▶ **Exercise inputs**:
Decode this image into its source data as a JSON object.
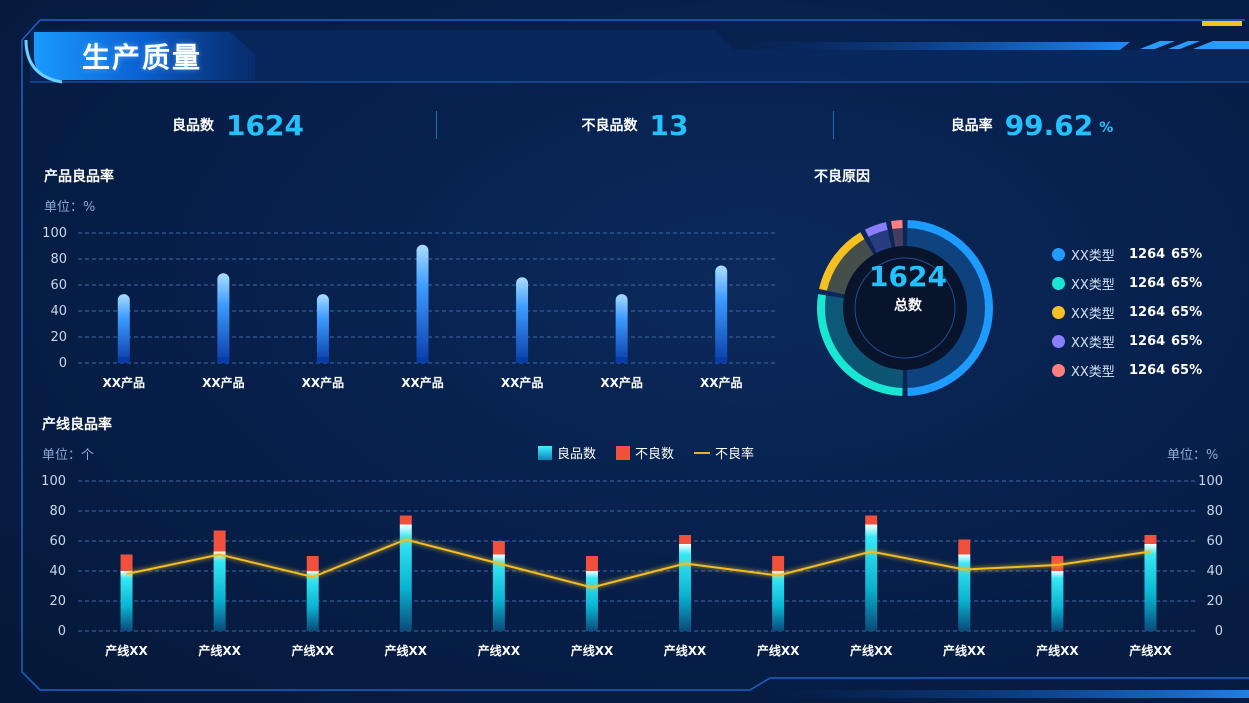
{
  "header": {
    "title": "生产质量"
  },
  "kpis": [
    {
      "label": "良品数",
      "value": "1624",
      "unit": ""
    },
    {
      "label": "不良品数",
      "value": "13",
      "unit": ""
    },
    {
      "label": "良品率",
      "value": "99.62",
      "unit": "%"
    }
  ],
  "product_rate": {
    "title": "产品良品率",
    "unit": "单位：%"
  },
  "defect": {
    "title": "不良原因",
    "total": "1624",
    "total_label": "总数",
    "legend": [
      {
        "name": "XX类型",
        "count": "1264",
        "pct": "65%",
        "color": "#1e9bff"
      },
      {
        "name": "XX类型",
        "count": "1264",
        "pct": "65%",
        "color": "#19e6d3"
      },
      {
        "name": "XX类型",
        "count": "1264",
        "pct": "65%",
        "color": "#f5c022"
      },
      {
        "name": "XX类型",
        "count": "1264",
        "pct": "65%",
        "color": "#8a7dff"
      },
      {
        "name": "XX类型",
        "count": "1264",
        "pct": "65%",
        "color": "#ff7f7f"
      }
    ]
  },
  "line_rate": {
    "title": "产线良品率",
    "unit_left": "单位：个",
    "unit_right": "单位：%",
    "legend": [
      {
        "label": "良品数",
        "color": "#19c7e6"
      },
      {
        "label": "不良数",
        "color": "#f0503c"
      },
      {
        "label": "不良率",
        "color": "#e8b21c"
      }
    ]
  },
  "chart_data": [
    {
      "type": "bar",
      "title": "产品良品率",
      "ylabel": "单位：%",
      "categories": [
        "XX产品",
        "XX产品",
        "XX产品",
        "XX产品",
        "XX产品",
        "XX产品",
        "XX产品"
      ],
      "values": [
        53,
        69,
        53,
        91,
        66,
        53,
        75
      ],
      "ylim": [
        0,
        100
      ],
      "yticks": [
        0,
        20,
        40,
        60,
        80,
        100
      ],
      "grid": true
    },
    {
      "type": "pie",
      "title": "不良原因",
      "labels": [
        "XX类型",
        "XX类型",
        "XX类型",
        "XX类型",
        "XX类型"
      ],
      "values": [
        50,
        28,
        14,
        5,
        3
      ]
    },
    {
      "type": "bar",
      "title": "产线良品率",
      "stacked": true,
      "categories": [
        "产线XX",
        "产线XX",
        "产线XX",
        "产线XX",
        "产线XX",
        "产线XX",
        "产线XX",
        "产线XX",
        "产线XX",
        "产线XX",
        "产线XX",
        "产线XX"
      ],
      "series": [
        {
          "name": "良品数",
          "type": "bar",
          "values": [
            40,
            53,
            40,
            71,
            51,
            40,
            58,
            40,
            71,
            51,
            40,
            58
          ]
        },
        {
          "name": "不良数",
          "type": "bar",
          "values": [
            11,
            14,
            10,
            6,
            9,
            10,
            6,
            10,
            6,
            10,
            10,
            6
          ]
        },
        {
          "name": "不良率",
          "type": "line",
          "axis": "right",
          "values": [
            38,
            51,
            36,
            61,
            45,
            29,
            45,
            37,
            53,
            41,
            44,
            53
          ]
        }
      ],
      "ylabel": "单位：个",
      "y2label": "单位：%",
      "ylim": [
        0,
        100
      ],
      "y2lim": [
        0,
        100
      ],
      "yticks": [
        0,
        20,
        40,
        60,
        80,
        100
      ],
      "legend_position": "top-center",
      "grid": true
    }
  ]
}
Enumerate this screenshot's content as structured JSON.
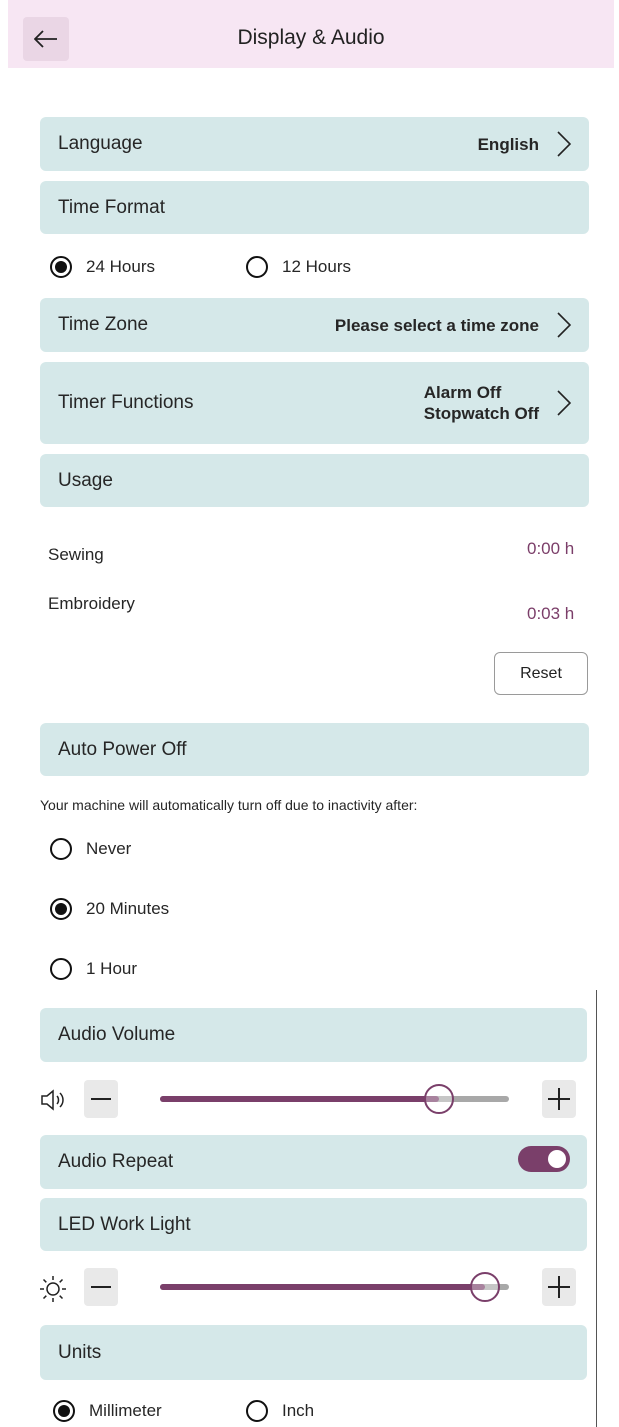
{
  "header": {
    "title": "Display & Audio"
  },
  "language": {
    "label": "Language",
    "value": "English"
  },
  "time_format": {
    "label": "Time Format",
    "options": [
      {
        "label": "24 Hours",
        "selected": true
      },
      {
        "label": "12 Hours",
        "selected": false
      }
    ]
  },
  "time_zone": {
    "label": "Time Zone",
    "value": "Please select a time zone"
  },
  "timer": {
    "label": "Timer Functions",
    "alarm": "Alarm Off",
    "stopwatch": "Stopwatch Off"
  },
  "usage": {
    "label": "Usage",
    "sewing_label": "Sewing",
    "sewing_value": "0:00 h",
    "embroidery_label": "Embroidery",
    "embroidery_value": "0:03 h",
    "reset_label": "Reset"
  },
  "auto_power_off": {
    "label": "Auto Power Off",
    "note": "Your machine will automatically turn off due to inactivity after:",
    "options": [
      {
        "label": "Never",
        "selected": false
      },
      {
        "label": "20 Minutes",
        "selected": true
      },
      {
        "label": "1 Hour",
        "selected": false
      }
    ]
  },
  "audio_volume": {
    "label": "Audio Volume",
    "level": 0.8
  },
  "audio_repeat": {
    "label": "Audio Repeat",
    "enabled": true
  },
  "led_work_light": {
    "label": "LED Work Light",
    "level": 0.93
  },
  "units": {
    "label": "Units",
    "options": [
      {
        "label": "Millimeter",
        "selected": true
      },
      {
        "label": "Inch",
        "selected": false
      }
    ]
  },
  "colors": {
    "accent": "#7a3f6a",
    "section_bg": "#d5e8e9",
    "header_bg": "#f7e6f3"
  },
  "icons": [
    "back-arrow-icon",
    "chevron-right-icon",
    "speaker-icon",
    "sun-icon",
    "minus-icon",
    "plus-icon"
  ]
}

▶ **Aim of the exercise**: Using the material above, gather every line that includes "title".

▶ **Task answer**:
    "title": "生产质量"
    "title": "产品良品率",
    "title": "不良原因",
    "title": "产线良品率",
      "title": "产品良品率",
      "title": "不良原因",
      "title": "产线良品率",
    "title": "Display & Audio"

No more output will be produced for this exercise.